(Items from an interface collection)
┄┄┄┄┄┄

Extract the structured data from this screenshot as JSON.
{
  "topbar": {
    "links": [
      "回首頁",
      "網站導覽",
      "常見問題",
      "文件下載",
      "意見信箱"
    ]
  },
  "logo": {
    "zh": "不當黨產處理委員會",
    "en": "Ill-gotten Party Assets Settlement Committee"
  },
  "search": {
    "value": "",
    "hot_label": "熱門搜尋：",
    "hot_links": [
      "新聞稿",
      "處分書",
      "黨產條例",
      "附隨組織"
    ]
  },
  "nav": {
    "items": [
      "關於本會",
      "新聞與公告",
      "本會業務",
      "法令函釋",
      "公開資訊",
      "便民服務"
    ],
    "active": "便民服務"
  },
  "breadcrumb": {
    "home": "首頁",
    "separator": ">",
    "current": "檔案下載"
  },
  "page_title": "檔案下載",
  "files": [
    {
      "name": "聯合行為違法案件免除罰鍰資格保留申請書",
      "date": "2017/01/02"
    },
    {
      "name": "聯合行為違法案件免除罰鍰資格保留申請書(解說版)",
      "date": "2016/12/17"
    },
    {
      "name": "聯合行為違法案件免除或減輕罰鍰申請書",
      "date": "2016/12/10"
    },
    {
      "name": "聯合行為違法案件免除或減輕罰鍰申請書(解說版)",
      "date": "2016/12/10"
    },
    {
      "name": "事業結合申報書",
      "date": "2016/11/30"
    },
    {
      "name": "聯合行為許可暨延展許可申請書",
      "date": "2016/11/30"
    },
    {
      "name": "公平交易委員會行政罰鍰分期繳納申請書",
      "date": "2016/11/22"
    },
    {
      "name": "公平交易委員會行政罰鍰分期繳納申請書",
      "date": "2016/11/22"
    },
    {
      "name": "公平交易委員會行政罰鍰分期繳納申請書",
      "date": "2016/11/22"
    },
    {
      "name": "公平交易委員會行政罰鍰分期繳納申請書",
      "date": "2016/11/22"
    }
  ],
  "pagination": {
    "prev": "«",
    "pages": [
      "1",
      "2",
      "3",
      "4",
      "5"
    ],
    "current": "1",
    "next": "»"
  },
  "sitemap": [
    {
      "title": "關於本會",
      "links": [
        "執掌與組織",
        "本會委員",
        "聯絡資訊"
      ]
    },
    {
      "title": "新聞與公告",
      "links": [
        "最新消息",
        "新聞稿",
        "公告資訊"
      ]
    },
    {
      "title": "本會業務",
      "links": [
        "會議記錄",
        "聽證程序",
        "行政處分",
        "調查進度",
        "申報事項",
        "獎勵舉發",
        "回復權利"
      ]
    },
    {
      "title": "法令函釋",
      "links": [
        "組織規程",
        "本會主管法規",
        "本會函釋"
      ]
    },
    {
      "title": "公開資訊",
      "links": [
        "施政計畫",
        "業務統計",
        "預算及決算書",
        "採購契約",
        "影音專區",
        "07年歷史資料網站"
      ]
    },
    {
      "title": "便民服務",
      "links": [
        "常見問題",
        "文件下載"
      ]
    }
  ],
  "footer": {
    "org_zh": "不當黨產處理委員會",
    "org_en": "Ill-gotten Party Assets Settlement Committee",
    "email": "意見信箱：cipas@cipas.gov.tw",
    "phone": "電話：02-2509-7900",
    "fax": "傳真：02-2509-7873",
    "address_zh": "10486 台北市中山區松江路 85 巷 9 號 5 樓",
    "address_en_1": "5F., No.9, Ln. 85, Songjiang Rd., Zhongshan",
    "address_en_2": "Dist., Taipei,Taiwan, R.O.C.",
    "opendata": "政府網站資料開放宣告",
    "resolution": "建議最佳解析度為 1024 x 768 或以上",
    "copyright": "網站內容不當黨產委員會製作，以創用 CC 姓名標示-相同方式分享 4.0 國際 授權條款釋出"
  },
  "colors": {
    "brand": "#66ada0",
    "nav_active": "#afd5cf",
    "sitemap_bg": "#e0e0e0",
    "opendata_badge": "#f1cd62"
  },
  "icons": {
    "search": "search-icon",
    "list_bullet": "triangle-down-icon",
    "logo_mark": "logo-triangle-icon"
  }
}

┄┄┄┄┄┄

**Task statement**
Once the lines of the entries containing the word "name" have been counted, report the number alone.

**Completed task**
10